• _What is required_
The expected response is the entire set of entries, copied exactly.

Data excerpts:
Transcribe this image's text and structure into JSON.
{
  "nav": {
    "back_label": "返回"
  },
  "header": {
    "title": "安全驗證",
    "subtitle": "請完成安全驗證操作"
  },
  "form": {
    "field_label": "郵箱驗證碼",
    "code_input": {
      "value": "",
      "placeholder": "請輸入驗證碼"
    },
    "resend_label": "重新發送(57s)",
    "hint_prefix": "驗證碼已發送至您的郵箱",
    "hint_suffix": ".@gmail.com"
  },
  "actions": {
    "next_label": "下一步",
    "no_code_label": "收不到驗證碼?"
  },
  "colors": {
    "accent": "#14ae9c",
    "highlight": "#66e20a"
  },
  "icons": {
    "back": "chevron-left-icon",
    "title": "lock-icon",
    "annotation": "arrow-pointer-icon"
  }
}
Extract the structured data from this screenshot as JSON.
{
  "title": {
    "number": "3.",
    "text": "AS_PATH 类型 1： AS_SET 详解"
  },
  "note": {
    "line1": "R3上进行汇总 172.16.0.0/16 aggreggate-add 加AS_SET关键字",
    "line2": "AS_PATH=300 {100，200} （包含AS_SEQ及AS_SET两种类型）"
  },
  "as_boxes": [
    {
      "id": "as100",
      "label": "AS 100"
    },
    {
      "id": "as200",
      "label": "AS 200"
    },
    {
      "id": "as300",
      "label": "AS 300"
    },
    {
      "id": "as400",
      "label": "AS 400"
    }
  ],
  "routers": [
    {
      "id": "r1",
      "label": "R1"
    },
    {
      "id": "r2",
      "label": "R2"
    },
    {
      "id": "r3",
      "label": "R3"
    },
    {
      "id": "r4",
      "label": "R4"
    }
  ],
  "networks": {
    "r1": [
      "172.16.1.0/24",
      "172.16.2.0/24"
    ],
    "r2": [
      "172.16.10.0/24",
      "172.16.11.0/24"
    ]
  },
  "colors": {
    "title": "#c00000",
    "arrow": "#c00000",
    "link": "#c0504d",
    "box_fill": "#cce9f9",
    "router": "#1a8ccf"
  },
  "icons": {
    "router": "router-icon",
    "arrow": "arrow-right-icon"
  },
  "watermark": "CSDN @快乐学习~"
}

• _Reply to the task_
Transcribe this image's text and structure into JSON.
{
  "nav": {
    "back_label": "返回"
  },
  "header": {
    "title": "安全驗證",
    "subtitle": "請完成安全驗證操作"
  },
  "form": {
    "field_label": "郵箱驗證碼",
    "code_input": {
      "value": "",
      "placeholder": "請輸入驗證碼"
    },
    "resend_label": "重新發送(57s)",
    "hint_prefix": "驗證碼已發送至您的郵箱",
    "hint_suffix": ".@gmail.com"
  },
  "actions": {
    "next_label": "下一步",
    "no_code_label": "收不到驗證碼?"
  },
  "colors": {
    "accent": "#14ae9c",
    "highlight": "#66e20a"
  },
  "icons": {
    "back": "chevron-left-icon",
    "title": "lock-icon",
    "annotation": "arrow-pointer-icon"
  }
}
Extract the structured data from this screenshot as JSON.
{
  "title": {
    "number": "3.",
    "text": "AS_PATH 类型 1： AS_SET 详解"
  },
  "note": {
    "line1": "R3上进行汇总 172.16.0.0/16 aggreggate-add 加AS_SET关键字",
    "line2": "AS_PATH=300 {100，200} （包含AS_SEQ及AS_SET两种类型）"
  },
  "as_boxes": [
    {
      "id": "as100",
      "label": "AS 100"
    },
    {
      "id": "as200",
      "label": "AS 200"
    },
    {
      "id": "as300",
      "label": "AS 300"
    },
    {
      "id": "as400",
      "label": "AS 400"
    }
  ],
  "routers": [
    {
      "id": "r1",
      "label": "R1"
    },
    {
      "id": "r2",
      "label": "R2"
    },
    {
      "id": "r3",
      "label": "R3"
    },
    {
      "id": "r4",
      "label": "R4"
    }
  ],
  "networks": {
    "r1": [
      "172.16.1.0/24",
      "172.16.2.0/24"
    ],
    "r2": [
      "172.16.10.0/24",
      "172.16.11.0/24"
    ]
  },
  "colors": {
    "title": "#c00000",
    "arrow": "#c00000",
    "link": "#c0504d",
    "box_fill": "#cce9f9",
    "router": "#1a8ccf"
  },
  "icons": {
    "router": "router-icon",
    "arrow": "arrow-right-icon"
  },
  "watermark": "CSDN @快乐学习~"
}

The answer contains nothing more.